Iran’s mining sector is potentially incredibly lucrative for international businesses. Yet, severe challenges remain. Below, A2 assesses the risks.
With around 37 billion tons of proven reserves, and 57 billion tons of probable reserves, Iran has the potential to be one of the world’s premier extractives production countries. Foreign investment has previously been constrained due to the raft of nuclear-related sanctions implemented by the United Nations and the United States. However, Iran’s gradual re-integration into global markets following the Joint Comprehensive Plan of Action (JCPOA) has opened the door for international investment in this potentially lucrative industry.
Iran’s reserves are not only substantial, they are diverse: minerals and metals found in substantial quantities within Iran range from copper to industrial ore to diamonds. Furthermore, Iran is strategically placed in the centre of Asia, and has large deep-water ports situated on the northern shores of the Gulf. It is, therefore, perfectly placed to export minerals and metals both east and west.
Following the relaxation of nuclear-related sanctions, Iranian officials have aggressively pushed for foreign investment. Over the past month, senior Iranian politicians have said that the government is taking steps to encourage international businesses to invest in Iran, such as by the creation of a standard contract template based on the newly implemented Iran Petroleum Contract (IPC), which was created by the oil ministry to encourage investment in the energy sector. Although little concrete information has emerged, such positive signals from Tehran indicate that foreign companies will find a willing partner in the Iranian state when it comes to developing mining infrastructure.
However, companies seeking to develop commercial mining operations in Iran will face a variety of challenges related to political risk, security risk and a poorly developed health-and-safety (HSE) culture. Businesses will have to negotiate the risk of the U.S. administration under President Donald J. Trump reneging on its treaty commitments under JCPOA, and avoid provoking the economically powerful parallel military force, the Islamic Revolutionary Guard Corps (IRGC). Robust risk-management procedures should be in place to mitigate these threats to within acceptable parameters.
Mining disasters are common in Iran, and HSE standards are far below Western norms. For example, on 3 May 2017 a methane gas explosion occurred at the Zemestan-Yurt mine, located in the north-eastern Golestan province. At least 43 people died in the blast, and workers explicitly blamed poor safety standards and a lack of advanced mechanisation systems for the disaster.
“Companies seeking to develop commercial mining operations in Iran will face a variety of challenges”
Given that mining is an intrinsically hazardous business, deficiencies in the bureaucratic, cultural and practical implementation of HSE policies should concern managers considering developing mining operations within Iran. Iran-based workers, particularly those drawn from its large Afghan migrant population, tend not to be insured.
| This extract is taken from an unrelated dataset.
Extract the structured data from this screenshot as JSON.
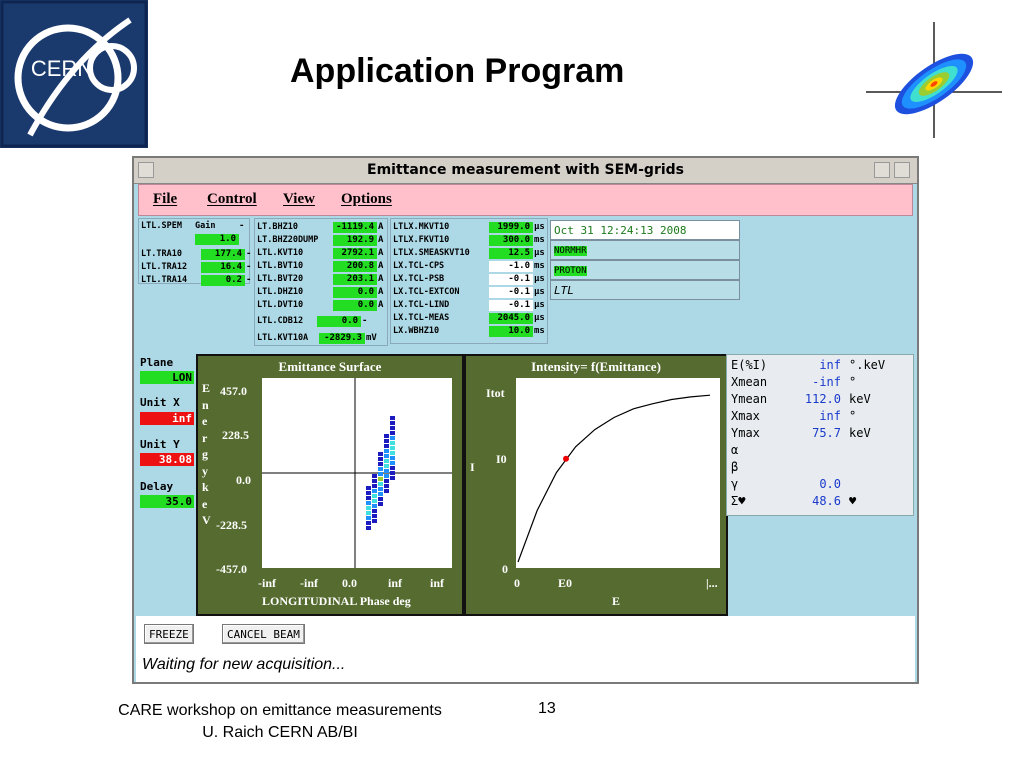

The risk HSE represents to business is particularly severe because Iranian regulatory frameworks surrounding occupational health are reasonably advanced, albeit poorly enforced. This means companies could find themselves liable for HSE breaches under Iranian law, and in the event of an incident, Iranian authorities will likely seek to deflect domestic political pressure by scapegoating foreign commercial entities.
Companies can mitigate this risk by placing HSE policy at the heart of their commercial planning and operations. Robust HSE policies should be in place, focusing both on physical safety standards, working hours and general conditions, and proper monitoring and control mechanisms so incidents or near-incidents can be rapidly flagged to the relevant managerial authority.
Secondly, managers should also prioritise briefing and training local personnel on the importance of best-practices with respect to HSE. Procedures and policy are only robust if they are followed and enforced, and a lack of cultural awareness in Iran over the importance of HSE means that managers must consider how to effectively communicate HSE requirements and obligations to local staff.
This could be facilitated, for example, by ensuring that training staff are composed of both international experts and local agents. Increased awareness and recognition of the importance of HSE will lead to self-enforcement, something which is particularly crucial given the practical difficulties of emplacing monitoring systems within mining facilities. A2 notes that local workers might not necessarily speak English, and HSE documentation should be available in English, Farsi and any other languages spoken by a large segment of the facility workforce.